The end result is that we have an economic or political crisis every two to three years, and in between an unending series of smaller political fiascos. Security challenges take advantage of frequent political and economic crises to wreak violence often. What explains this high instability? Good social science analysis views things regionally. Why we didn’t become an Asian Tiger is a question arising from sheer fantasy; why we lag behind in South Asia is a question worthy of serious scholarship.

Political instability is easy to explain. It’s the obvious result of political activism in high military ranks historically, for our politicians are no more corrupt, dynastic and inept than those in regional states with more political and economic stability. This activism arose from the weaknesses of political institutions compared with military ones in 1947. The core of military institutions was based locally in Pindi while the top political leadership largely migrated from India and lacked a base locally. Military discipline instilled unity within army leadership while deep natural ethnic fissures instilled deep disunity within political leadership.

Political instability partly explains economic instability and stagnation, but not wholly. National economic dynamism is influenced heavily by economic dynamism within individual firms. So why have our economic agents not matched the economic mojo of our neighbors? Is it because our societal competence is lower? Or is it just a passing phase and we will soon reignite our true potential to zip past them and reach our destiny within the ranks of the Asian Tigers, as many fondly believe?

My own analysis suggests it isn’t a passing phase but a structural issue. Spurious growth under Ayub was the passing phase. India, Sri Lanka and Bangladesh have more national potential than us and may thus continue to outpace us.

Why do I make this gloomy prognosis which may hurt our overly sensitive national ego? To grasp this, we must unpack the concept of national potential. A group’s potential is lower the more it is internally divided and led by those who exploit others. The same is true for nations.

Pakistan was at birth more divided horizontally (ethnicity, faith or race) and vertically (class and caste) than Bangla­desh and Sri Lanka. India was even more divided but spent decades doing political and social experiments to sort out most of its divisions. This later gave it rapid economic progress. Pakistan couldn’t politically experiment due to institutional imbalances. This imbalance stunted its nat­i­onal potential, like overly strict fathers using physical force stunt a child’s creativity.

This doesn’t mean things can’t be better even if we lag behind others. The key is to rejig the institutional imbalance. Institutions whose forte is muscle power and strict discipline (which stifles creativity and experimentation) must take a back seat and let political and civil institutions lead society to take the risks of some failures in experimenting and sorting out first its political fissures and then its economic weaknesses. But then how does one bell the cat to do this?

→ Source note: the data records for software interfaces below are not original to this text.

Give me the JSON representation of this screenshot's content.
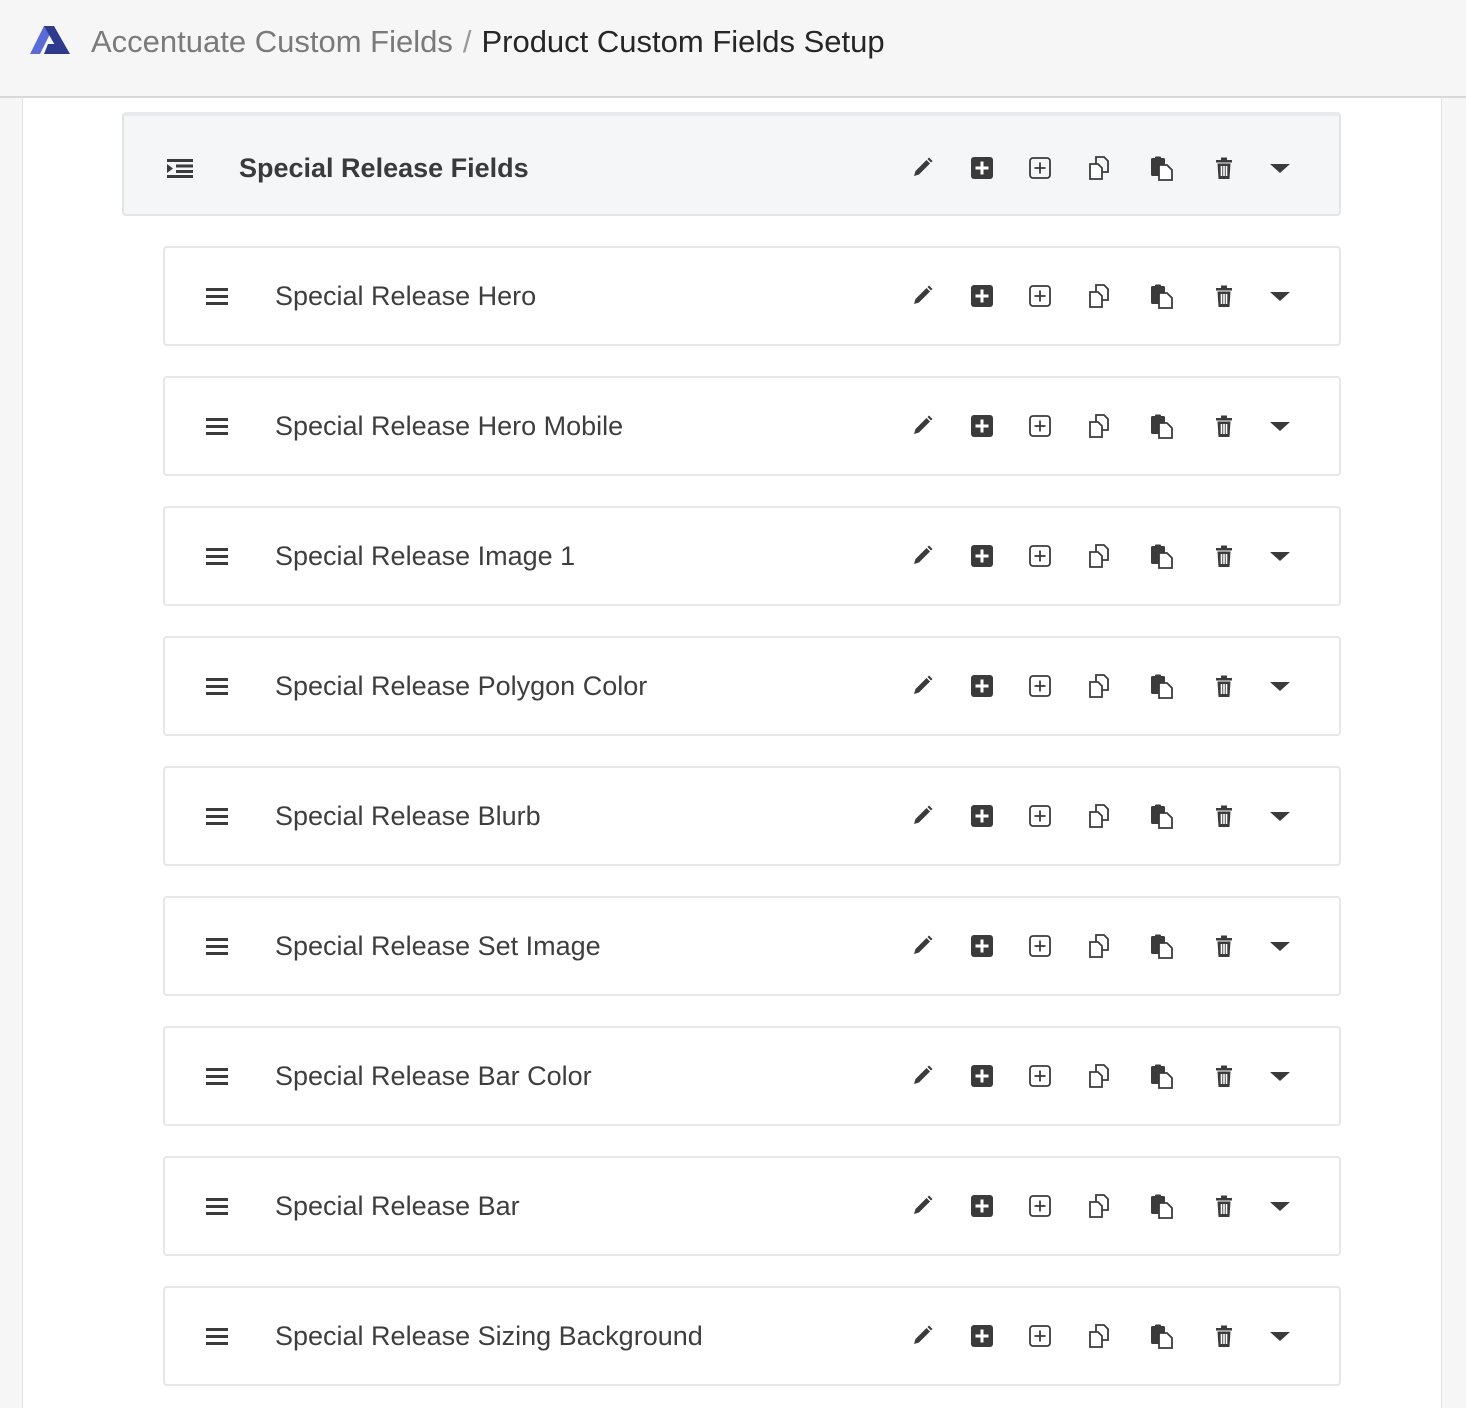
{
  "header": {
    "app_name": "Accentuate Custom Fields",
    "separator": "/",
    "page_title": "Product Custom Fields Setup"
  },
  "colors": {
    "logo_primary": "#2e3a8c",
    "logo_secondary": "#5b6bd6",
    "icon": "#3b3b3b"
  },
  "group": {
    "label": "Special Release Fields",
    "icon": "indent-list-icon"
  },
  "fields": [
    {
      "label": "Special Release Hero"
    },
    {
      "label": "Special Release Hero Mobile"
    },
    {
      "label": "Special Release Image 1"
    },
    {
      "label": "Special Release Polygon Color"
    },
    {
      "label": "Special Release Blurb"
    },
    {
      "label": "Special Release Set Image"
    },
    {
      "label": "Special Release Bar Color"
    },
    {
      "label": "Special Release Bar"
    },
    {
      "label": "Special Release Sizing Background"
    }
  ],
  "row_actions": [
    {
      "name": "edit",
      "icon": "pencil-icon"
    },
    {
      "name": "add",
      "icon": "plus-square-filled-icon"
    },
    {
      "name": "add-inside",
      "icon": "plus-square-outline-icon"
    },
    {
      "name": "copy",
      "icon": "copy-icon"
    },
    {
      "name": "paste",
      "icon": "paste-icon"
    },
    {
      "name": "delete",
      "icon": "trash-icon"
    },
    {
      "name": "expand",
      "icon": "caret-down-icon"
    }
  ]
}
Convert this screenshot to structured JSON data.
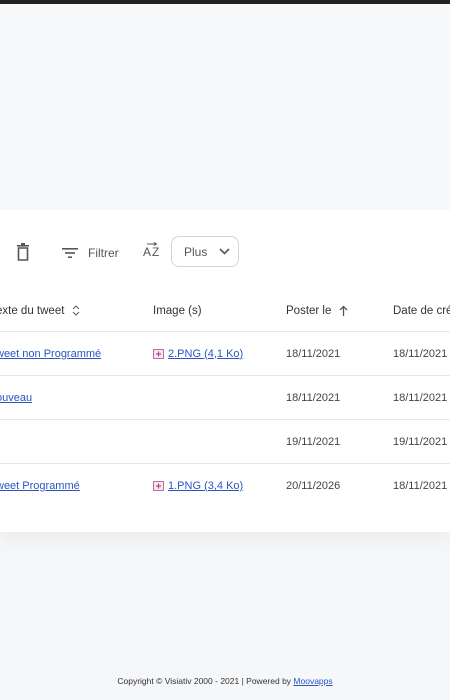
{
  "toolbar": {
    "filter_label": "Filtrer",
    "sort_label": "AZ",
    "more_label": "Plus",
    "icons": [
      "trash-icon",
      "filter-icon",
      "sort-az-icon",
      "chevron-down-icon"
    ]
  },
  "table": {
    "columns": [
      {
        "label": "exte du tweet",
        "sort": "sortable"
      },
      {
        "label": "Image (s)",
        "sort": null
      },
      {
        "label": "Poster le",
        "sort": "ascending"
      },
      {
        "label": "Date de créa",
        "sort": null
      }
    ],
    "rows": [
      {
        "text": "weet non Programmé",
        "image": "2.PNG (4,1 Ko)",
        "posted": "18/11/2021",
        "created": "18/11/2021"
      },
      {
        "text": "ouveau",
        "image": "",
        "posted": "18/11/2021",
        "created": "18/11/2021"
      },
      {
        "text": "",
        "image": "",
        "posted": "19/11/2021",
        "created": "19/11/2021"
      },
      {
        "text": "weet Programmé",
        "image": "1.PNG (3,4 Ko)",
        "posted": "20/11/2026",
        "created": "18/11/2021"
      }
    ]
  },
  "footer": {
    "copyright": "Copyright © Visiativ 2000 - 2021 | Powered by ",
    "brand": "Moovapps"
  },
  "colors": {
    "link": "#2a55c3",
    "background": "#f6f7f9",
    "card": "#ffffff"
  }
}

The writer is a Senior Fellow with UC Berkeley and heads INSPIRING Pakistan, a progressive policy unit.



Twitter: @NiazMurtaza2

Published in Dawn, December 3rd, 2019